*** Supplied material ***

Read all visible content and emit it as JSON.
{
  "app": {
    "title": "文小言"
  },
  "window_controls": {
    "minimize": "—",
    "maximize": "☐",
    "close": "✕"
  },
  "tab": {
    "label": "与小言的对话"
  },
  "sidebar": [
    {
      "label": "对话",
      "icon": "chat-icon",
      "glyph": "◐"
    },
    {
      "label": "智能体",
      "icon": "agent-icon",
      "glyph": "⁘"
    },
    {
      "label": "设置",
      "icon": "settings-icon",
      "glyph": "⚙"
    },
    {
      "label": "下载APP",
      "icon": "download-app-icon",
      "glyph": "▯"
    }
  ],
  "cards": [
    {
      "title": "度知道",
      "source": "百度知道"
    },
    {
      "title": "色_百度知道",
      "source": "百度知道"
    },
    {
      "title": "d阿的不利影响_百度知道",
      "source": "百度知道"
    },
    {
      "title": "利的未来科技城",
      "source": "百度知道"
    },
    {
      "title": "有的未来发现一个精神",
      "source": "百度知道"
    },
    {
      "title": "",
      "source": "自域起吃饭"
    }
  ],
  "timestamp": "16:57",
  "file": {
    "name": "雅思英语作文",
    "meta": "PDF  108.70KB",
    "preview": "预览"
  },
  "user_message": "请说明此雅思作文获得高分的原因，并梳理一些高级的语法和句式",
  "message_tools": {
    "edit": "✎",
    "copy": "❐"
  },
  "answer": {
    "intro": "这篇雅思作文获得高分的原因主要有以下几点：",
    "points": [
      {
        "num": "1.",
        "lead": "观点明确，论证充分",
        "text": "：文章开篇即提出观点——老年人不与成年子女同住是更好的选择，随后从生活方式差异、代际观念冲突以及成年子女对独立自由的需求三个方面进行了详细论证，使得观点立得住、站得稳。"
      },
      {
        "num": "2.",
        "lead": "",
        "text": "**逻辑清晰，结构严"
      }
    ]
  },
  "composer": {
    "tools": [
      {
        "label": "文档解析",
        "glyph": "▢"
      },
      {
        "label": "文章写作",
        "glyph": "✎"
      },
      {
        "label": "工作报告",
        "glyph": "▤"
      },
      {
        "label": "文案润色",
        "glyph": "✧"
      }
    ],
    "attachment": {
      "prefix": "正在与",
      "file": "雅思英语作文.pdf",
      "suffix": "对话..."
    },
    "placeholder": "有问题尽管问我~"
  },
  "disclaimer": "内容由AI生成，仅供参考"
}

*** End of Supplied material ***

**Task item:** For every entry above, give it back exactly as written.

**Solved exercise:**
Read all visible content and emit it as JSON.
{
  "app": {
    "title": "文小言"
  },
  "window_controls": {
    "minimize": "—",
    "maximize": "☐",
    "close": "✕"
  },
  "tab": {
    "label": "与小言的对话"
  },
  "sidebar": [
    {
      "label": "对话",
      "icon": "chat-icon",
      "glyph": "◐"
    },
    {
      "label": "智能体",
      "icon": "agent-icon",
      "glyph": "⁘"
    },
    {
      "label": "设置",
      "icon": "settings-icon",
      "glyph": "⚙"
    },
    {
      "label": "下载APP",
      "icon": "download-app-icon",
      "glyph": "▯"
    }
  ],
  "cards": [
    {
      "title": "度知道",
      "source": "百度知道"
    },
    {
      "title": "色_百度知道",
      "source": "百度知道"
    },
    {
      "title": "d阿的不利影响_百度知道",
      "source": "百度知道"
    },
    {
      "title": "利的未来科技城",
      "source": "百度知道"
    },
    {
      "title": "有的未来发现一个精神",
      "source": "百度知道"
    },
    {
      "title": "",
      "source": "自域起吃饭"
    }
  ],
  "timestamp": "16:57",
  "file": {
    "name": "雅思英语作文",
    "meta": "PDF  108.70KB",
    "preview": "预览"
  },
  "user_message": "请说明此雅思作文获得高分的原因，并梳理一些高级的语法和句式",
  "message_tools": {
    "edit": "✎",
    "copy": "❐"
  },
  "answer": {
    "intro": "这篇雅思作文获得高分的原因主要有以下几点：",
    "points": [
      {
        "num": "1.",
        "lead": "观点明确，论证充分",
        "text": "：文章开篇即提出观点——老年人不与成年子女同住是更好的选择，随后从生活方式差异、代际观念冲突以及成年子女对独立自由的需求三个方面进行了详细论证，使得观点立得住、站得稳。"
      },
      {
        "num": "2.",
        "lead": "",
        "text": "**逻辑清晰，结构严"
      }
    ]
  },
  "composer": {
    "tools": [
      {
        "label": "文档解析",
        "glyph": "▢"
      },
      {
        "label": "文章写作",
        "glyph": "✎"
      },
      {
        "label": "工作报告",
        "glyph": "▤"
      },
      {
        "label": "文案润色",
        "glyph": "✧"
      }
    ],
    "attachment": {
      "prefix": "正在与",
      "file": "雅思英语作文.pdf",
      "suffix": "对话..."
    },
    "placeholder": "有问题尽管问我~"
  },
  "disclaimer": "内容由AI生成，仅供参考"
}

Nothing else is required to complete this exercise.